In 1985, Dick Morrissey lost his job the day after he settled on his new house in Riva. Five years and "hundreds of interviews" later, the 59-year-old former public relations director is still unemployed.
"It has been a very, very unhappy, high-pressure time for me," says Morrissey, whose financial problems have forced him and his wife to sell one of their cars and put their house on the market. In spite of that, Morrissey says, the lack of money is secondary to his loss of self esteem.
"The feeling that you've worked so hard to get the top and no one wants you . . .it's a terrible thing," he says.
Though almost anyone who has searched for a job unsuccessfully can relate to Morrissey's frustration, his feelings of loss and helplessness are intensified by the fact that he is searching for a job during a time in his life when many look forward to retiring.
In 1989, only 12 percent of people 65 and older worked, according to a study by the U.S. Department of Labor's Bureau of Labor Statistics.
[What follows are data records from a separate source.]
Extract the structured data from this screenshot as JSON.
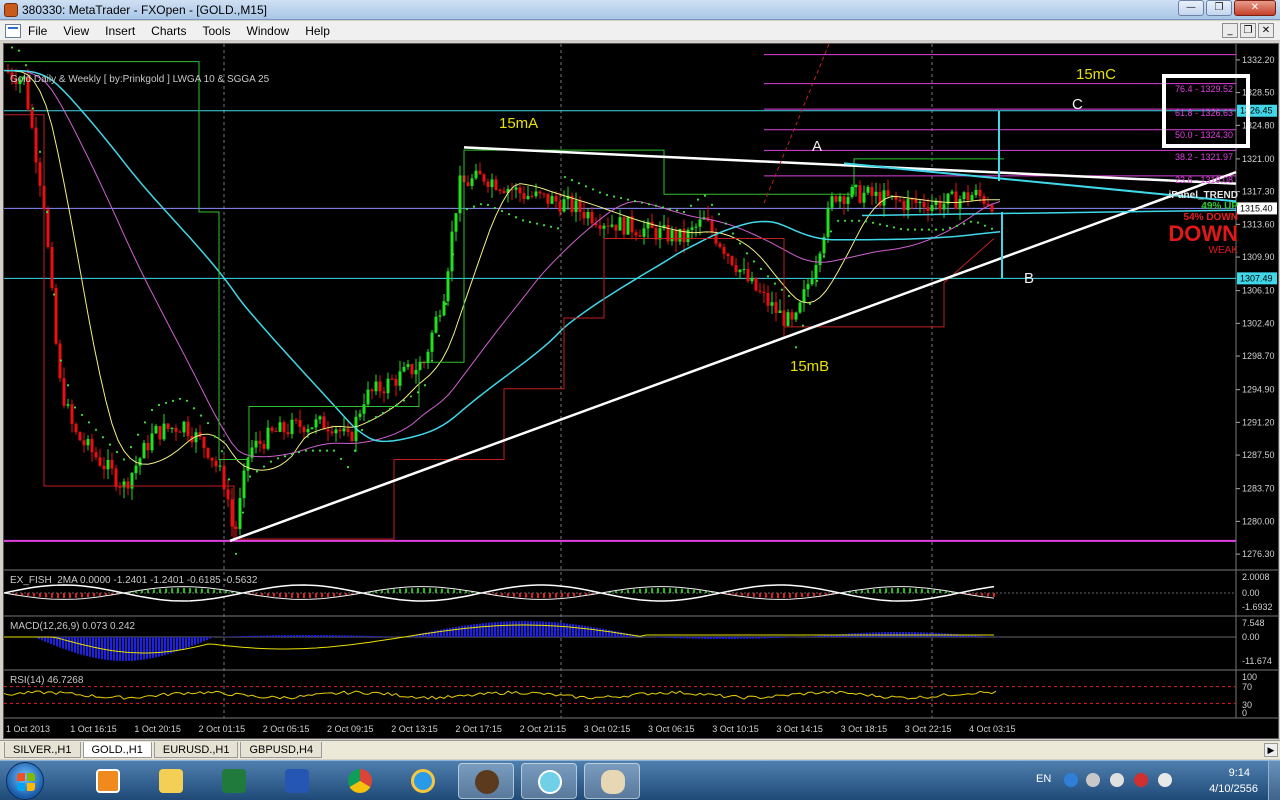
{
  "window": {
    "title": "380330: MetaTrader - FXOpen - [GOLD.,M15]",
    "minimize": "—",
    "restore": "❐",
    "close": "✕"
  },
  "menu": {
    "items": [
      "File",
      "View",
      "Insert",
      "Charts",
      "Tools",
      "Window",
      "Help"
    ],
    "mdi": [
      "_",
      "❐",
      "✕"
    ]
  },
  "chart": {
    "title": "Gold Daily & Weekly [ by:Prinkgold ] LWGA 10 & SGGA 25",
    "wave_labels": [
      "15mA",
      "15mB",
      "15mC"
    ],
    "point_labels": [
      "A",
      "B",
      "C"
    ],
    "price_axis": [
      "1332.20",
      "1328.50",
      "1324.80",
      "1321.00",
      "1317.30",
      "1313.60",
      "1309.90",
      "1306.10",
      "1302.40",
      "1298.70",
      "1294.90",
      "1291.20",
      "1287.50",
      "1283.70",
      "1280.00",
      "1276.30"
    ],
    "current_price": "1315.40",
    "cyan_level_high": "1326.45",
    "cyan_level_low": "1307.49",
    "fibo_levels": [
      "76.4 - 1329.52",
      "61.8 - 1326.63",
      "50.0 - 1324.30",
      "38.2 - 1321.97",
      "23.6 - 1319.08"
    ],
    "time_axis": [
      "1 Oct 2013",
      "1 Oct 16:15",
      "1 Oct 20:15",
      "2 Oct 01:15",
      "2 Oct 05:15",
      "2 Oct 09:15",
      "2 Oct 13:15",
      "2 Oct 17:15",
      "2 Oct 21:15",
      "3 Oct 02:15",
      "3 Oct 06:15",
      "3 Oct 10:15",
      "3 Oct 14:15",
      "3 Oct 18:15",
      "3 Oct 22:15",
      "4 Oct 03:15"
    ],
    "colors": {
      "background": "#000000",
      "bull_candle": "#20e020",
      "bear_candle": "#e81010",
      "trendline": "#ffffff",
      "channel": "#40d8e8",
      "fibo": "#e040e0",
      "grid": "#777777"
    }
  },
  "ipanel": {
    "title": "iPanel_TREND",
    "up_label": "UP",
    "up_pct": "49%",
    "down_pct": "54%",
    "down_label": "DOWN",
    "direction": "DOWN",
    "strength": "WEAK"
  },
  "indicators": {
    "fish": {
      "label": "EX_FISH_2MA 0.0000 -1.2401 -1.2401 -0.6185 -0.5632",
      "scale": [
        "2.0008",
        "0.00",
        "-1.6932"
      ]
    },
    "macd": {
      "label": "MACD(12,26,9) 0.073 0.242",
      "scale": [
        "7.548",
        "0.00",
        "-11.674"
      ]
    },
    "rsi": {
      "label": "RSI(14) 46.7268",
      "scale": [
        "100",
        "70",
        "30",
        "0"
      ]
    }
  },
  "tabs": [
    "SILVER.,H1",
    "GOLD.,H1",
    "EURUSD.,H1",
    "GBPUSD,H4"
  ],
  "active_tab": "GOLD.,H1",
  "taskbar": {
    "icons": [
      "media-player-icon",
      "file-explorer-icon",
      "excel-icon",
      "word-icon",
      "chrome-icon",
      "ie-icon",
      "metatrader-icon",
      "app-icon",
      "paint-icon"
    ],
    "lang": "EN",
    "time": "9:14",
    "date": "4/10/2556"
  }
}
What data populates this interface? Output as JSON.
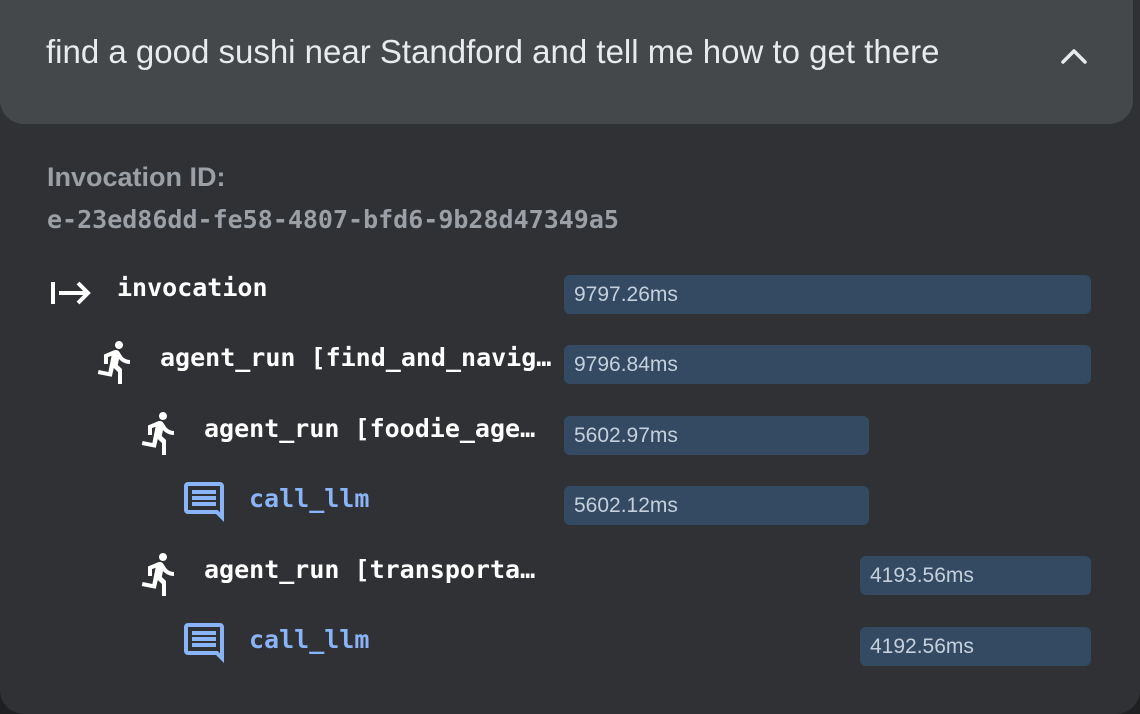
{
  "header": {
    "query": "find a good sushi near Standford and tell me how to get there",
    "collapse_icon": "chevron-up-icon"
  },
  "invocation": {
    "label": "Invocation ID:",
    "id": "e-23ed86dd-fe58-4807-bfd6-9b28d47349a5"
  },
  "trace": {
    "rows": [
      {
        "icon": "start-arrow-icon",
        "label": "invocation",
        "duration": "9797.26ms"
      },
      {
        "icon": "running-person-icon",
        "label": "agent_run [find_and_navigate_agent]",
        "duration": "9796.84ms"
      },
      {
        "icon": "running-person-icon",
        "label": "agent_run [foodie_agent]",
        "duration": "5602.97ms"
      },
      {
        "icon": "chat-message-icon",
        "label": "call_llm",
        "duration": "5602.12ms"
      },
      {
        "icon": "running-person-icon",
        "label": "agent_run [transportation_agent]",
        "duration": "4193.56ms"
      },
      {
        "icon": "chat-message-icon",
        "label": "call_llm",
        "duration": "4192.56ms"
      }
    ]
  }
}
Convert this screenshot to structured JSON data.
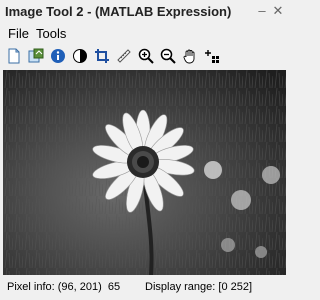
{
  "window": {
    "title": "Image Tool 2 - (MATLAB Expression)"
  },
  "menu": {
    "items": [
      "File",
      "Tools"
    ]
  },
  "toolbar": {
    "tools": [
      "new-figure-icon",
      "export-icon",
      "image-info-icon",
      "contrast-icon",
      "crop-icon",
      "measure-distance-icon",
      "zoom-in-icon",
      "zoom-out-icon",
      "pan-hand-icon",
      "pixel-region-icon"
    ]
  },
  "image": {
    "subject": "grayscale-flower-photo"
  },
  "status": {
    "pixel_info_label": "Pixel info:",
    "pixel_info_value": "(96, 201)  65",
    "display_range_label": "Display range:",
    "display_range_value": "[0 252]"
  },
  "colors": {
    "background": "#f0f0f0",
    "image_bg": "#3a3a3a"
  }
}
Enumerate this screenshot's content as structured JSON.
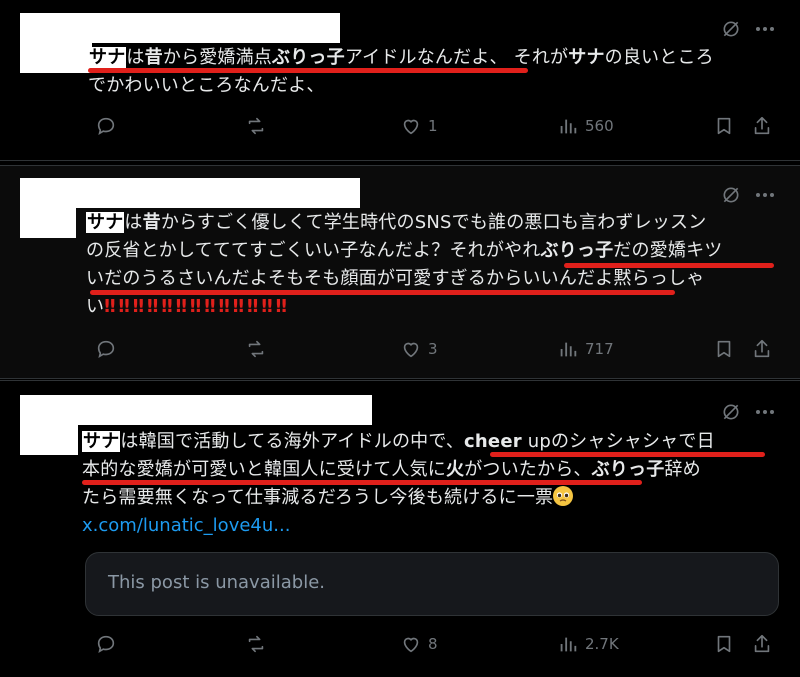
{
  "posts": [
    {
      "lines": [
        {
          "parts": [
            {
              "t": "サナ",
              "hl": true
            },
            {
              "t": "は"
            },
            {
              "t": "昔",
              "b": true
            },
            {
              "t": "から愛嬌満点"
            },
            {
              "t": "ぶりっ子",
              "b": true
            },
            {
              "t": "アイドルなんだよ、 それが"
            },
            {
              "t": "サナ",
              "b": true
            },
            {
              "t": "の良いところ"
            }
          ]
        },
        {
          "parts": [
            {
              "t": "でかわいいところなんだよ、"
            }
          ]
        }
      ],
      "stats": {
        "replies": "",
        "reposts": "",
        "likes": "1",
        "views": "560"
      }
    },
    {
      "lines": [
        {
          "parts": [
            {
              "t": "サナ",
              "hl": true
            },
            {
              "t": "は"
            },
            {
              "t": "昔",
              "b": true
            },
            {
              "t": "からすごく優しくて学生時代のSNSでも誰の悪口も言わずレッスン"
            }
          ]
        },
        {
          "parts": [
            {
              "t": "の反省とかしてててすごくいい子なんだよ？それがやれ"
            },
            {
              "t": "ぶりっ子",
              "b": true
            },
            {
              "t": "だの愛嬌キツ"
            }
          ]
        },
        {
          "parts": [
            {
              "t": "いだのうるさいんだよそもそも顔面が可愛すぎるからいいんだよ黙らっしゃ"
            }
          ]
        },
        {
          "parts": [
            {
              "t": "い"
            },
            {
              "t": "‼︎‼︎‼︎‼︎‼︎‼︎‼︎‼︎‼︎‼︎‼︎‼︎‼︎",
              "bang": true
            }
          ]
        }
      ],
      "stats": {
        "replies": "",
        "reposts": "",
        "likes": "3",
        "views": "717"
      }
    },
    {
      "lines": [
        {
          "parts": [
            {
              "t": "サナ",
              "hl": true
            },
            {
              "t": "は韓国で活動してる海外アイドルの中で、"
            },
            {
              "t": "cheer",
              "b": true
            },
            {
              "t": " upのシャシャシャで日"
            }
          ]
        },
        {
          "parts": [
            {
              "t": "本的な愛嬌が可愛いと韓国人に受けて人気に"
            },
            {
              "t": "火",
              "b": true
            },
            {
              "t": "がついたから、"
            },
            {
              "t": "ぶりっ子",
              "b": true
            },
            {
              "t": "辞め"
            }
          ]
        },
        {
          "parts": [
            {
              "t": "たら需要無くなって仕事減るだろうし今後も続けるに一票"
            },
            {
              "emoji": "pleading-face"
            }
          ]
        }
      ],
      "link": "x.com/lunatic_love4u...",
      "quote_unavailable": "This post is unavailable.",
      "stats": {
        "replies": "",
        "reposts": "",
        "likes": "8",
        "views": "2.7K"
      }
    }
  ],
  "colors": {
    "accent": "#1d9bf0",
    "underline": "#e0201b",
    "muted": "#71767b"
  }
}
But approximately 29 percent of all people age 55 and over are working, and among those 55 to 64, more than half work.
But finding a job can be difficult.
In addition to the problems and insecurities almost all job-seekers experience, older people trying to enter or re-enter the work force may face age discrimination. Visions of higher health insurance premiums or an inability to endure a vigorous schedule plague the minds of potential employers.
"The research that I've seen suggests that people make personnel decisions based solely on a person's age," says Philip Rones, senior economist with the Labor Department bureau.
"There is some fundamental bias against older workers."
But Rosalie S. Abrams, director of the Maryland Office on Aging, says that the discrimination is, in many cases, unwarranted.
"The perception is that as a person ages, they become less efficient," she says. "I don't think it happens; I don't think these skills diminish. In some industries, obviously, where there is a level of mechanical responsibility or technical responsibility like an airline pilot, when the reaction time may be a little slow -- they're not as interested in hiring an older worker because of the risks. But where that level of skill is not required, an older person can do a job as satisfactorily as anybody. Maybe better because of the skill and expertise that person has acquired."
Unfortunately, that level of experience can backfire.
"I've had some great interviews where I awed them, and I got the feeling that this age discrimination is a very elusive thing -- they don't do it consciously," says Morrissey.
"But they think, 'This guy is older and our staff is young,' or 'This guy is 10 times better than I am, and I'd be his boss.' Of course, there's the new younger work force, the increasing role of women in the work force and all of that has upset the
supply/demand process. But the age discrimination is very, very real."
Older people find themselves unwillingly unemployed for a variety of reasons. However, Dianne Turpin, director of the Senior Employment Referral Service for the Anne Arundel County Department of Aging, says it's important to remember that as no job is immune to layoffs, no person can be immune to unemployment.
"Everybody should have a Plan B," Turpin says. "I personally have spent a lot of time thinking about how I'm going to deal with it when it's mine to deal with. I think one of the scariest parts is that you never expect it to happen."
Rones agrees, saying that while the highest displacement still exists in manufacturing jobs, his data shows an increase in white-collar displacement as well, due to "industrial restructuring, mergers and acquisitions."
Turpin puts unemployed older workers into six different categories:
* Mid-life career changers
* Displaced workers under 62, who lost their jobs through corporate takeover or mid-management buy-outs
* Retirees not yet eligible for Social Security
* Retirees over 70, looking to re-enter the job market for financial or other reasons
* Retirees looking for part-time jobs
* Women, in all of these categories, who are widowed and forced to enter the work force, often for the first time
Although each category must deal with problems of its own, Turpin says the loss of income, followed closely by loss of self-esteem, is a common theme.
"People have a strong need to feel involved and to be doing something useful," she says. "Different people come to this in different ways. They retire and think, 'Just watch me, I'm going to have the time of my life.' But within a couple of months, they realize they are bored."
Turpin says the younger tier of older workers -- those under 62 who are working toward a pension -- have the most difficult time finding employment. Women also have their own share of problems.
"Women are not equipped with the survival skills that men have," she says. "The easiest part of my job is working with people who want part-time, flexible work."